_THE TASK_:
Each record has to be returned exactly as it appears.

Element data from apps and pages

__________

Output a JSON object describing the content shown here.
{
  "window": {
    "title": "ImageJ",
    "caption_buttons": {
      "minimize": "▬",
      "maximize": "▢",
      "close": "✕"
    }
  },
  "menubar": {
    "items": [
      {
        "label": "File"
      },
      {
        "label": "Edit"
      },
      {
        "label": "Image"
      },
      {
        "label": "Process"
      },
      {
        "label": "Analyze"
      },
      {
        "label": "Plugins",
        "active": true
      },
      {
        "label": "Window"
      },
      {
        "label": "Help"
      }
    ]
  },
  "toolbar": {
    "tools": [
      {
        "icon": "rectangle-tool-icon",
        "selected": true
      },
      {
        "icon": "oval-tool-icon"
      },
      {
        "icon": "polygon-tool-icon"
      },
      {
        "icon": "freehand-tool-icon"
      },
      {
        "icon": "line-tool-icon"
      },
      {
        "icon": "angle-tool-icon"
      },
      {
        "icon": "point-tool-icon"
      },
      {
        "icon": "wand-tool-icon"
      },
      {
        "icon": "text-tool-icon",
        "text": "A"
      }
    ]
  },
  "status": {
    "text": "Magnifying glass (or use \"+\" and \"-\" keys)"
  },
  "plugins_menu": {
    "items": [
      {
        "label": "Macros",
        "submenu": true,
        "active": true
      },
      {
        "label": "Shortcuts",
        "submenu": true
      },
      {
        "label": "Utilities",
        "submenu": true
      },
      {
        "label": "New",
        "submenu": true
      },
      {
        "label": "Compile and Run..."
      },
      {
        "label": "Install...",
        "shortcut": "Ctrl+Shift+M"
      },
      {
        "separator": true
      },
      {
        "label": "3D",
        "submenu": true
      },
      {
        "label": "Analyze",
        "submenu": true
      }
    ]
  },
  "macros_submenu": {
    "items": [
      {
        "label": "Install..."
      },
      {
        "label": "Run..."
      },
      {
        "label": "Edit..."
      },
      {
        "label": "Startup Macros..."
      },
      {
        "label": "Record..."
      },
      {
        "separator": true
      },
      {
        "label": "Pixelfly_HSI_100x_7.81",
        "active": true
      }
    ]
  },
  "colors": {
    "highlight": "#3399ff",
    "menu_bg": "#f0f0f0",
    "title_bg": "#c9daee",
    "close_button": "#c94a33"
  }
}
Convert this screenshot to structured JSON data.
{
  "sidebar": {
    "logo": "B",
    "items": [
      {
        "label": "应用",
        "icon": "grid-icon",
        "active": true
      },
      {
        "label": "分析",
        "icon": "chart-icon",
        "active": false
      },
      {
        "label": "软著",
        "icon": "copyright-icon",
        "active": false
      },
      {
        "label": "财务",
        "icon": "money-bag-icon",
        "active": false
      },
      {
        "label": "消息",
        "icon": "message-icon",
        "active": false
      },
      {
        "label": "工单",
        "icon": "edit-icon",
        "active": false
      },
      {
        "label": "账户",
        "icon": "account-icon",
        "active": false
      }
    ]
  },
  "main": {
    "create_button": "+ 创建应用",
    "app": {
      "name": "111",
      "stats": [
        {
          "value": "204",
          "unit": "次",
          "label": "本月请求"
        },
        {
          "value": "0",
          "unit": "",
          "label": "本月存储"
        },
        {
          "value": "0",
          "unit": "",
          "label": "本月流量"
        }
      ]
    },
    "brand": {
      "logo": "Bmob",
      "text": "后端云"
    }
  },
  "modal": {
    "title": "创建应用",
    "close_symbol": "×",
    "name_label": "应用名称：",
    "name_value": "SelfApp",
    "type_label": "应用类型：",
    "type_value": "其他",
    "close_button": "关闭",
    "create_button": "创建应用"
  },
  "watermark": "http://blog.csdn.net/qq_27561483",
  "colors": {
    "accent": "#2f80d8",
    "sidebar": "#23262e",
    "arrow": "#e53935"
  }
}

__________

_YOUR RESPONSE_:
Output a JSON object describing the content shown here.
{
  "window": {
    "title": "ImageJ",
    "caption_buttons": {
      "minimize": "▬",
      "maximize": "▢",
      "close": "✕"
    }
  },
  "menubar": {
    "items": [
      {
        "label": "File"
      },
      {
        "label": "Edit"
      },
      {
        "label": "Image"
      },
      {
        "label": "Process"
      },
      {
        "label": "Analyze"
      },
      {
        "label": "Plugins",
        "active": true
      },
      {
        "label": "Window"
      },
      {
        "label": "Help"
      }
    ]
  },
  "toolbar": {
    "tools": [
      {
        "icon": "rectangle-tool-icon",
        "selected": true
      },
      {
        "icon": "oval-tool-icon"
      },
      {
        "icon": "polygon-tool-icon"
      },
      {
        "icon": "freehand-tool-icon"
      },
      {
        "icon": "line-tool-icon"
      },
      {
        "icon": "angle-tool-icon"
      },
      {
        "icon": "point-tool-icon"
      },
      {
        "icon": "wand-tool-icon"
      },
      {
        "icon": "text-tool-icon",
        "text": "A"
      }
    ]
  },
  "status": {
    "text": "Magnifying glass (or use \"+\" and \"-\" keys)"
  },
  "plugins_menu": {
    "items": [
      {
        "label": "Macros",
        "submenu": true,
        "active": true
      },
      {
        "label": "Shortcuts",
        "submenu": true
      },
      {
        "label": "Utilities",
        "submenu": true
      },
      {
        "label": "New",
        "submenu": true
      },
      {
        "label": "Compile and Run..."
      },
      {
        "label": "Install...",
        "shortcut": "Ctrl+Shift+M"
      },
      {
        "separator": true
      },
      {
        "label": "3D",
        "submenu": true
      },
      {
        "label": "Analyze",
        "submenu": true
      }
    ]
  },
  "macros_submenu": {
    "items": [
      {
        "label": "Install..."
      },
      {
        "label": "Run..."
      },
      {
        "label": "Edit..."
      },
      {
        "label": "Startup Macros..."
      },
      {
        "label": "Record..."
      },
      {
        "separator": true
      },
      {
        "label": "Pixelfly_HSI_100x_7.81",
        "active": true
      }
    ]
  },
  "colors": {
    "highlight": "#3399ff",
    "menu_bg": "#f0f0f0",
    "title_bg": "#c9daee",
    "close_button": "#c94a33"
  }
}
Convert this screenshot to structured JSON data.
{
  "sidebar": {
    "logo": "B",
    "items": [
      {
        "label": "应用",
        "icon": "grid-icon",
        "active": true
      },
      {
        "label": "分析",
        "icon": "chart-icon",
        "active": false
      },
      {
        "label": "软著",
        "icon": "copyright-icon",
        "active": false
      },
      {
        "label": "财务",
        "icon": "money-bag-icon",
        "active": false
      },
      {
        "label": "消息",
        "icon": "message-icon",
        "active": false
      },
      {
        "label": "工单",
        "icon": "edit-icon",
        "active": false
      },
      {
        "label": "账户",
        "icon": "account-icon",
        "active": false
      }
    ]
  },
  "main": {
    "create_button": "+ 创建应用",
    "app": {
      "name": "111",
      "stats": [
        {
          "value": "204",
          "unit": "次",
          "label": "本月请求"
        },
        {
          "value": "0",
          "unit": "",
          "label": "本月存储"
        },
        {
          "value": "0",
          "unit": "",
          "label": "本月流量"
        }
      ]
    },
    "brand": {
      "logo": "Bmob",
      "text": "后端云"
    }
  },
  "modal": {
    "title": "创建应用",
    "close_symbol": "×",
    "name_label": "应用名称：",
    "name_value": "SelfApp",
    "type_label": "应用类型：",
    "type_value": "其他",
    "close_button": "关闭",
    "create_button": "创建应用"
  },
  "watermark": "http://blog.csdn.net/qq_27561483",
  "colors": {
    "accent": "#2f80d8",
    "sidebar": "#23262e",
    "arrow": "#e53935"
  }
}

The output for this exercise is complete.